Marketing Manchester will today launch a new campaign calling on businesses to back a 'We Love MCR day' on 26 August to show their support for the city. The agency plans to use social media as part of the drive, and will next week open a stall in the Arndale Centre selling 'I Love MCR' branded t-shirts and other merchandise.
Rachel Combie, the agency's director of strategic marketing, told Insider that it was too early to tell what damage the riots have had on the reputation Manchester and the UK internationally, but said the city now needs to build on the strong showing of community spirit that has been demonstrated since.
"We'll be engaging with businesses and residents and asking them to support a campaign that really will show this country – and the world – that Manchester isn’t going to take this lying down," she said.
"One of the iconic images of the clean-up day was the number of people wearing the 'I Love MCR' t-shirts and having similar slogans painted on their faces. It's that message of defiance that we want to get across to the wider community.
"We want people to show they are proud of their city and are united against the minority who caused the trouble."

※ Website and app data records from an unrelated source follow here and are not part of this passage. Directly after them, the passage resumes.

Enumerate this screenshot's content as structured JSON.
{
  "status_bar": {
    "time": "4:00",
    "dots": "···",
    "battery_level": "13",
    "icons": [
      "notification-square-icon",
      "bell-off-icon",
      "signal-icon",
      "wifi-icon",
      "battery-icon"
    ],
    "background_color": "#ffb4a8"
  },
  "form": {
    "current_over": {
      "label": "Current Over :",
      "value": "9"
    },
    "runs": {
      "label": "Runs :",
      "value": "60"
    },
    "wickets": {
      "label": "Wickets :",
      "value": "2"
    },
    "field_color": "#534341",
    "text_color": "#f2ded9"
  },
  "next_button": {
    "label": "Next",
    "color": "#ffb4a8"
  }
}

Marketing Manchester has set up a Facebook group called 'We Love MCR' where people can suggest ways to show their love for the city. The agency is hoping to get as many people as possible to 'Like' the group and spread the message worldwide.
Computer screensavers and Twibbons – used to promote specific causes or events on Twitter – will also be employed as part of the social media campaign.
Combie added that Marketing Manchester is working in partnership with the Arndale Centre to set up a stall in the shopping mall from next week. It will sell 'I Love MCR' branded products, which are currently available in the Manchester Visitor Information Centre on Portland Street and online.
She said the culmination of the events will be a 'We Love MCR day' in two weeks' time. Businesses will be asked to let staff wear 'I Love MCR' t-shirts to work to show their support.
"The trouble isn’t what this city is about and isn’t what we want to be known for," added Combie. "We hope as many people as possible will join with us and show their love for Manchester."